> **THE INPUT**:
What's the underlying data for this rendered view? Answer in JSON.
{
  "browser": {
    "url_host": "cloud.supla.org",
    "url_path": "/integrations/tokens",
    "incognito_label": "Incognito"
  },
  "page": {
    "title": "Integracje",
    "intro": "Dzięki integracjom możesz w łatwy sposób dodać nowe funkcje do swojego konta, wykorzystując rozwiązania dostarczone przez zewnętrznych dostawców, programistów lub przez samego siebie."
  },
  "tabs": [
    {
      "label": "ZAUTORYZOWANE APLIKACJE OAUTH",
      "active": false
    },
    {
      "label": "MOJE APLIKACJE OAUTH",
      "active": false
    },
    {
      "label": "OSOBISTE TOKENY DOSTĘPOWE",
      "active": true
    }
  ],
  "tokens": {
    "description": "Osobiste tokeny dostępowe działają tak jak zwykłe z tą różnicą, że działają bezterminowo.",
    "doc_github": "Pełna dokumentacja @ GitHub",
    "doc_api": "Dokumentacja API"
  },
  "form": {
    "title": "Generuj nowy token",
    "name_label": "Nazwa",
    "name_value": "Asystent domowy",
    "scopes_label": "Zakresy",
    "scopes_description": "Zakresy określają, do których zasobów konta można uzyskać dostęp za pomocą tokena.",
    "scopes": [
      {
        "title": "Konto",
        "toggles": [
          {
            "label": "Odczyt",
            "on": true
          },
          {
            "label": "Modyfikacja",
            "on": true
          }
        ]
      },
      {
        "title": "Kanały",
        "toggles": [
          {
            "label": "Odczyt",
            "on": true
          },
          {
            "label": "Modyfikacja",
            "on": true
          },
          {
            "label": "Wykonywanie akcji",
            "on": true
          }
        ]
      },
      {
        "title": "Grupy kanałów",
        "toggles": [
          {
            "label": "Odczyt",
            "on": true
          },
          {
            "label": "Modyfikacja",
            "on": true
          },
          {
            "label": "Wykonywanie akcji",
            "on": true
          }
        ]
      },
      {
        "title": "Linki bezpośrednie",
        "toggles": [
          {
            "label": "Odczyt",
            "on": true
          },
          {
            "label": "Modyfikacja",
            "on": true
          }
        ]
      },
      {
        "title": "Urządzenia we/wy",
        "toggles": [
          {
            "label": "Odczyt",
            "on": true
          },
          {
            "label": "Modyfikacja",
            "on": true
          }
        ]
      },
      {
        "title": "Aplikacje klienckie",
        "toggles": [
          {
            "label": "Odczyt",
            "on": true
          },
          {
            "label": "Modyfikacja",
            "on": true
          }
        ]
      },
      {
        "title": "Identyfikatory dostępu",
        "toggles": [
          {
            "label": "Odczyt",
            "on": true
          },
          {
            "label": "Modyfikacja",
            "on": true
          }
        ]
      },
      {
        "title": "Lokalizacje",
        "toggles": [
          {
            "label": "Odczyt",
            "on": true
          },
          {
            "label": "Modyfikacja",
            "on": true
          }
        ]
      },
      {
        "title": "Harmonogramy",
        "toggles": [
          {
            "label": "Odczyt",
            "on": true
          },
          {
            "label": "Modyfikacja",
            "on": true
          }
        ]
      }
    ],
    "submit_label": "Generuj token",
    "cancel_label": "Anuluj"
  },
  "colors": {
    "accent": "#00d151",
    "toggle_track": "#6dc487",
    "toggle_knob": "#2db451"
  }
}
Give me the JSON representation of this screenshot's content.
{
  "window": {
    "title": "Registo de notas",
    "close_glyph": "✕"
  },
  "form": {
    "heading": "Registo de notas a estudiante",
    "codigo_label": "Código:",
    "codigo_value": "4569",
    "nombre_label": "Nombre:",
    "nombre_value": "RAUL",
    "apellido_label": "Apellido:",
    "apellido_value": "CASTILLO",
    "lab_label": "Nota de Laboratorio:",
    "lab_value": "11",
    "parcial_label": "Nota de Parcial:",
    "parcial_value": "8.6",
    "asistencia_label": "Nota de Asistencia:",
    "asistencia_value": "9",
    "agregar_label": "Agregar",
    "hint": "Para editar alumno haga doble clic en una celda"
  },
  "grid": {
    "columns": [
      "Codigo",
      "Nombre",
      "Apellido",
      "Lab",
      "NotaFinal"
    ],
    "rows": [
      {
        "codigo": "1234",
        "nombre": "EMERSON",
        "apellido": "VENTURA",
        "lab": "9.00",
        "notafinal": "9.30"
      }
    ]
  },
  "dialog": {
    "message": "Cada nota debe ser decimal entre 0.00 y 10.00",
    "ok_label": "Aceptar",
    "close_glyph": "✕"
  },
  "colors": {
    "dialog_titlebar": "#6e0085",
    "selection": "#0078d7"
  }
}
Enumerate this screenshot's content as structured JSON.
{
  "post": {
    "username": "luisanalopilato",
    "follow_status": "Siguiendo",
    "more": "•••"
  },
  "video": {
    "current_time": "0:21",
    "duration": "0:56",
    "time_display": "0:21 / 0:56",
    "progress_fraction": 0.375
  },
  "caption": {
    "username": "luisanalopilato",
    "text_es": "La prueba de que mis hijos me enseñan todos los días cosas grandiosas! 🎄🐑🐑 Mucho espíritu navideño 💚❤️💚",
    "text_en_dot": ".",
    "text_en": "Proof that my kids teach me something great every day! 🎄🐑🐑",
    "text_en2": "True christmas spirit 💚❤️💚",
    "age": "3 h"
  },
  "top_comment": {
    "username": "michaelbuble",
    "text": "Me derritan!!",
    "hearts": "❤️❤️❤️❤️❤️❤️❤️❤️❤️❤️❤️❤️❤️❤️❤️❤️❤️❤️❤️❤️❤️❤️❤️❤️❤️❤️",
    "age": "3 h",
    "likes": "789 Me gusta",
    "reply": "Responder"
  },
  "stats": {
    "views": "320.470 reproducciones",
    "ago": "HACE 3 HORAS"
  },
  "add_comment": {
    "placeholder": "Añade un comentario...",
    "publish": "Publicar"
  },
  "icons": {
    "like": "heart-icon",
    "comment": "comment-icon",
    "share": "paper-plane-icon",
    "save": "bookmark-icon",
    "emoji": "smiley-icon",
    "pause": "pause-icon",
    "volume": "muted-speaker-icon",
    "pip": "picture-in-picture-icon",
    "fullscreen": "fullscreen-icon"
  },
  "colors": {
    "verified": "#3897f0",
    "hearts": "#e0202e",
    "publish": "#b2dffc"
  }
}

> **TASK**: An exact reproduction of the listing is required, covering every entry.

> **RESPONSE TO THIS TASK**:
What's the underlying data for this rendered view? Answer in JSON.
{
  "browser": {
    "url_host": "cloud.supla.org",
    "url_path": "/integrations/tokens",
    "incognito_label": "Incognito"
  },
  "page": {
    "title": "Integracje",
    "intro": "Dzięki integracjom możesz w łatwy sposób dodać nowe funkcje do swojego konta, wykorzystując rozwiązania dostarczone przez zewnętrznych dostawców, programistów lub przez samego siebie."
  },
  "tabs": [
    {
      "label": "ZAUTORYZOWANE APLIKACJE OAUTH",
      "active": false
    },
    {
      "label": "MOJE APLIKACJE OAUTH",
      "active": false
    },
    {
      "label": "OSOBISTE TOKENY DOSTĘPOWE",
      "active": true
    }
  ],
  "tokens": {
    "description": "Osobiste tokeny dostępowe działają tak jak zwykłe z tą różnicą, że działają bezterminowo.",
    "doc_github": "Pełna dokumentacja @ GitHub",
    "doc_api": "Dokumentacja API"
  },
  "form": {
    "title": "Generuj nowy token",
    "name_label": "Nazwa",
    "name_value": "Asystent domowy",
    "scopes_label": "Zakresy",
    "scopes_description": "Zakresy określają, do których zasobów konta można uzyskać dostęp za pomocą tokena.",
    "scopes": [
      {
        "title": "Konto",
        "toggles": [
          {
            "label": "Odczyt",
            "on": true
          },
          {
            "label": "Modyfikacja",
            "on": true
          }
        ]
      },
      {
        "title": "Kanały",
        "toggles": [
          {
            "label": "Odczyt",
            "on": true
          },
          {
            "label": "Modyfikacja",
            "on": true
          },
          {
            "label": "Wykonywanie akcji",
            "on": true
          }
        ]
      },
      {
        "title": "Grupy kanałów",
        "toggles": [
          {
            "label": "Odczyt",
            "on": true
          },
          {
            "label": "Modyfikacja",
            "on": true
          },
          {
            "label": "Wykonywanie akcji",
            "on": true
          }
        ]
      },
      {
        "title": "Linki bezpośrednie",
        "toggles": [
          {
            "label": "Odczyt",
            "on": true
          },
          {
            "label": "Modyfikacja",
            "on": true
          }
        ]
      },
      {
        "title": "Urządzenia we/wy",
        "toggles": [
          {
            "label": "Odczyt",
            "on": true
          },
          {
            "label": "Modyfikacja",
            "on": true
          }
        ]
      },
      {
        "title": "Aplikacje klienckie",
        "toggles": [
          {
            "label": "Odczyt",
            "on": true
          },
          {
            "label": "Modyfikacja",
            "on": true
          }
        ]
      },
      {
        "title": "Identyfikatory dostępu",
        "toggles": [
          {
            "label": "Odczyt",
            "on": true
          },
          {
            "label": "Modyfikacja",
            "on": true
          }
        ]
      },
      {
        "title": "Lokalizacje",
        "toggles": [
          {
            "label": "Odczyt",
            "on": true
          },
          {
            "label": "Modyfikacja",
            "on": true
          }
        ]
      },
      {
        "title": "Harmonogramy",
        "toggles": [
          {
            "label": "Odczyt",
            "on": true
          },
          {
            "label": "Modyfikacja",
            "on": true
          }
        ]
      }
    ],
    "submit_label": "Generuj token",
    "cancel_label": "Anuluj"
  },
  "colors": {
    "accent": "#00d151",
    "toggle_track": "#6dc487",
    "toggle_knob": "#2db451"
  }
}
Give me the JSON representation of this screenshot's content.
{
  "window": {
    "title": "Registo de notas",
    "close_glyph": "✕"
  },
  "form": {
    "heading": "Registo de notas a estudiante",
    "codigo_label": "Código:",
    "codigo_value": "4569",
    "nombre_label": "Nombre:",
    "nombre_value": "RAUL",
    "apellido_label": "Apellido:",
    "apellido_value": "CASTILLO",
    "lab_label": "Nota de Laboratorio:",
    "lab_value": "11",
    "parcial_label": "Nota de Parcial:",
    "parcial_value": "8.6",
    "asistencia_label": "Nota de Asistencia:",
    "asistencia_value": "9",
    "agregar_label": "Agregar",
    "hint": "Para editar alumno haga doble clic en una celda"
  },
  "grid": {
    "columns": [
      "Codigo",
      "Nombre",
      "Apellido",
      "Lab",
      "NotaFinal"
    ],
    "rows": [
      {
        "codigo": "1234",
        "nombre": "EMERSON",
        "apellido": "VENTURA",
        "lab": "9.00",
        "notafinal": "9.30"
      }
    ]
  },
  "dialog": {
    "message": "Cada nota debe ser decimal entre 0.00 y 10.00",
    "ok_label": "Aceptar",
    "close_glyph": "✕"
  },
  "colors": {
    "dialog_titlebar": "#6e0085",
    "selection": "#0078d7"
  }
}
Enumerate this screenshot's content as structured JSON.
{
  "post": {
    "username": "luisanalopilato",
    "follow_status": "Siguiendo",
    "more": "•••"
  },
  "video": {
    "current_time": "0:21",
    "duration": "0:56",
    "time_display": "0:21 / 0:56",
    "progress_fraction": 0.375
  },
  "caption": {
    "username": "luisanalopilato",
    "text_es": "La prueba de que mis hijos me enseñan todos los días cosas grandiosas! 🎄🐑🐑 Mucho espíritu navideño 💚❤️💚",
    "text_en_dot": ".",
    "text_en": "Proof that my kids teach me something great every day! 🎄🐑🐑",
    "text_en2": "True christmas spirit 💚❤️💚",
    "age": "3 h"
  },
  "top_comment": {
    "username": "michaelbuble",
    "text": "Me derritan!!",
    "hearts": "❤️❤️❤️❤️❤️❤️❤️❤️❤️❤️❤️❤️❤️❤️❤️❤️❤️❤️❤️❤️❤️❤️❤️❤️❤️❤️",
    "age": "3 h",
    "likes": "789 Me gusta",
    "reply": "Responder"
  },
  "stats": {
    "views": "320.470 reproducciones",
    "ago": "HACE 3 HORAS"
  },
  "add_comment": {
    "placeholder": "Añade un comentario...",
    "publish": "Publicar"
  },
  "icons": {
    "like": "heart-icon",
    "comment": "comment-icon",
    "share": "paper-plane-icon",
    "save": "bookmark-icon",
    "emoji": "smiley-icon",
    "pause": "pause-icon",
    "volume": "muted-speaker-icon",
    "pip": "picture-in-picture-icon",
    "fullscreen": "fullscreen-icon"
  },
  "colors": {
    "verified": "#3897f0",
    "hearts": "#e0202e",
    "publish": "#b2dffc"
  }
}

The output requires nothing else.